Fire Door & Compartmentation Regulations UK
Fire Stopping regulations exist to keep buildings, their contents and their occupants safe. The following article explains a range of important considerations around fire door and compartmentation regulations.
What are the Fire Door Regulations?
The Fire Safety (England) Regulations made it a legal requirement, from the 23rd January 2023, for responsible persons of all multi-occupied residential buildings in England, with storeys over 11 metres in height, to undertake quarterly checks of all fire doors (including self-closing devices) as well as undertaking – on a best endeavour basis – annual checks of all flat entrance doors that lead onto a building’s common parts. The regulations also require responsible persons to provide residents of all multi-occupied residential buildings with two or more sets of domestic premises (that have common parts) information on the importance of fire doors to a building’s fire safety.
What does fully compliant fire stopping consist of?
Fully compliant fire stopping is defined as the sealing of 'service penetrations', in accordance with the manufacturer’s detail, to achieve the required fire resistance. This term refers to how pipes, ducts, and cables travel through different compartments of a building, which create openings that allow a fire to spread.

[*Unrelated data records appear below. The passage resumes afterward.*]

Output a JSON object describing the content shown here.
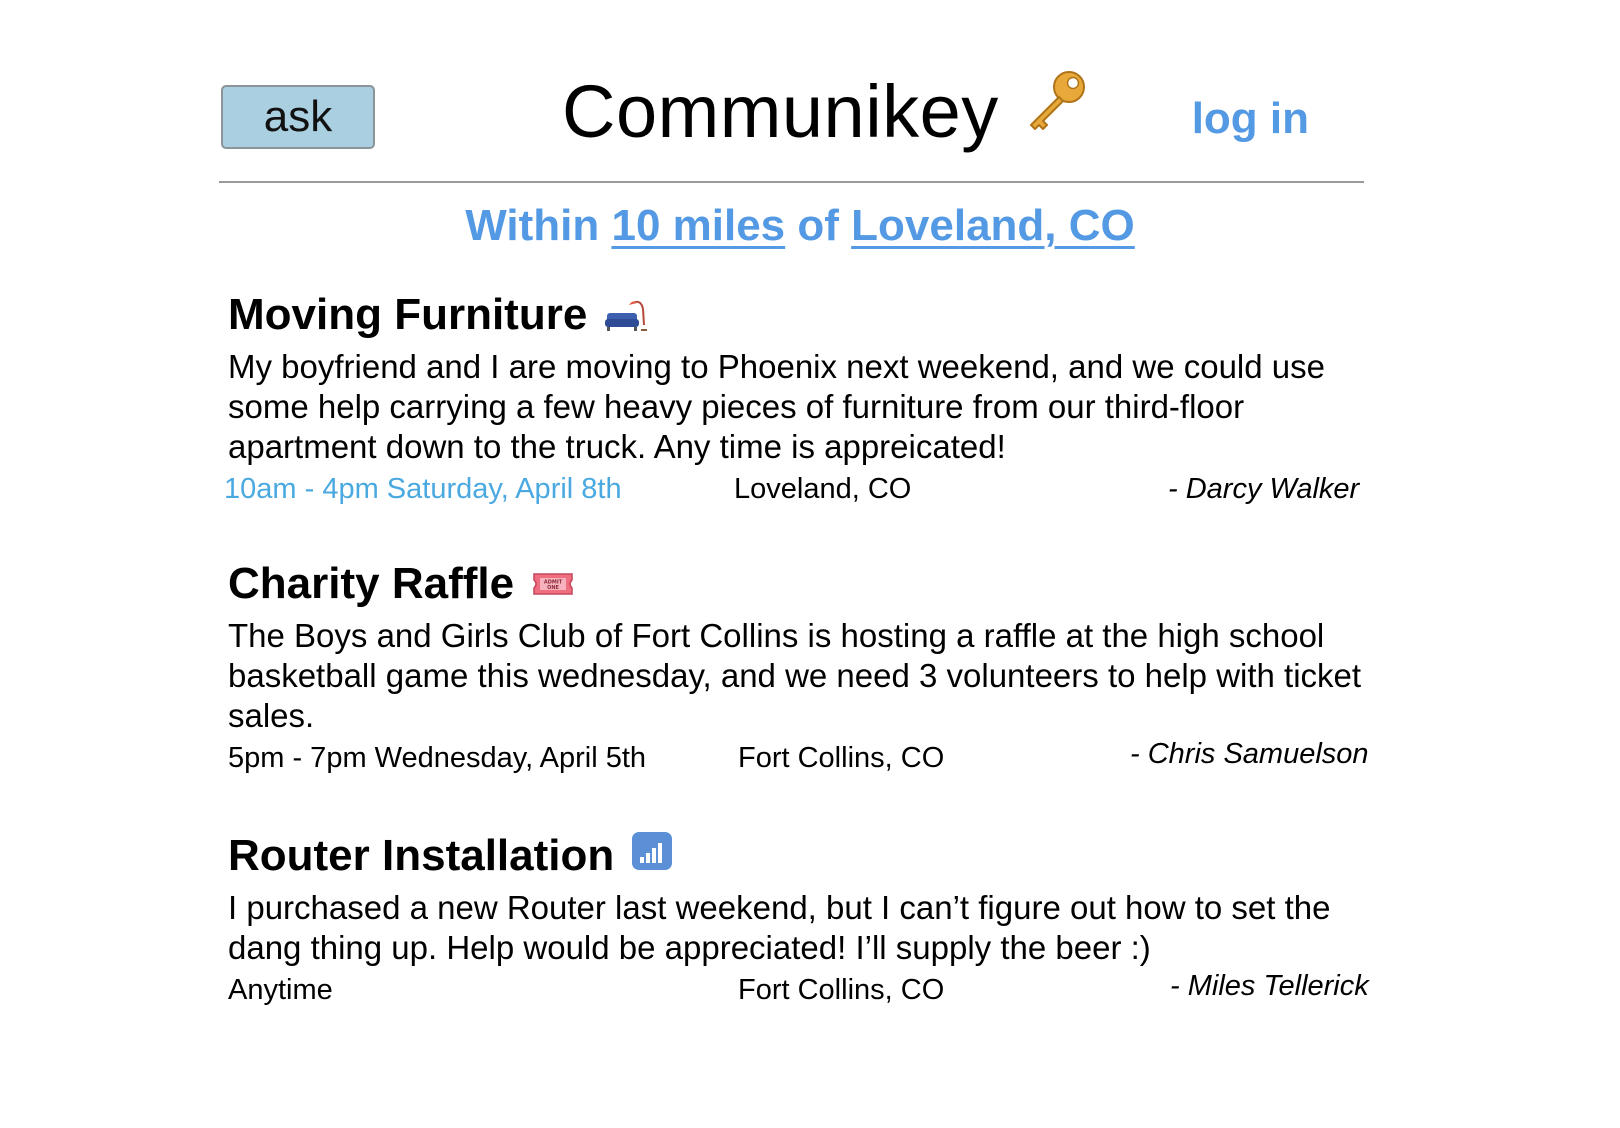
{
  "header": {
    "ask_label": "ask",
    "brand_title": "Communikey",
    "brand_icon": "key-icon",
    "login_label": "log in"
  },
  "colors": {
    "accent": "#5499e3",
    "time_highlight": "#4aa9e0",
    "ask_button_bg": "#a9cfe0",
    "divider": "#9a9a9a"
  },
  "location": {
    "prefix": "Within",
    "distance": "10 miles",
    "joiner": "of",
    "place": "Loveland, CO"
  },
  "posts": [
    {
      "title": "Moving Furniture",
      "icon": "couch-icon",
      "body": "My boyfriend and I are moving to Phoenix next weekend, and we could use some help carrying a few heavy pieces of furniture from our third-floor apartment down to the truck. Any time is appreicated!",
      "time": "10am - 4pm Saturday, April 8th",
      "place": "Loveland, CO",
      "author": "- Darcy Walker"
    },
    {
      "title": "Charity Raffle",
      "icon": "admission-ticket-icon",
      "body": "The Boys and Girls Club of Fort Collins is hosting a raffle at the high school basketball game this wednesday, and we need 3 volunteers to help with ticket sales.",
      "time": "5pm - 7pm Wednesday, April 5th",
      "place": "Fort Collins, CO",
      "author": "- Chris Samuelson"
    },
    {
      "title": "Router Installation",
      "icon": "signal-bars-icon",
      "body": "I purchased a new Router last weekend, but I can’t figure out how to set the dang thing up. Help would be appreciated! I’ll supply the beer :)",
      "time": "Anytime",
      "place": "Fort Collins, CO",
      "author": "- Miles Tellerick"
    }
  ]
}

What are the signs of non-compliant fire stopping?
One of the biggest indicators of non-compliant fire stopping is voids/hole remains, damage to barriers and unfinished or incorrect selection of firestopping material for the services present.
How do fire protection regulations impact fire stopping?
Appropriate fire protection regulations provide vital governing guidelines, pertaining to passive fire protection, with the overall aim to improve the fire safety of any building.
Overview of the Building Safety Act 2022
The Building Safety Act is a 230-page document that aims to ensure building safety is held supreme. The act requires more stringent safety measures that’ll change the way buildings are designed before then being constructed and maintained.
Who is responsible for complying with fire-stopping regulations?
The ‘Responsible Person’ is ultimately responsible for their own premise. This will vary depending on what premises are in question. For example, with a residential building, a landlord would usually be held accountable, however for a commercial property, you may be looking at the business owner.
Please note: information correct as of March 31st 2023, please contact us directly for confirmation of any queries.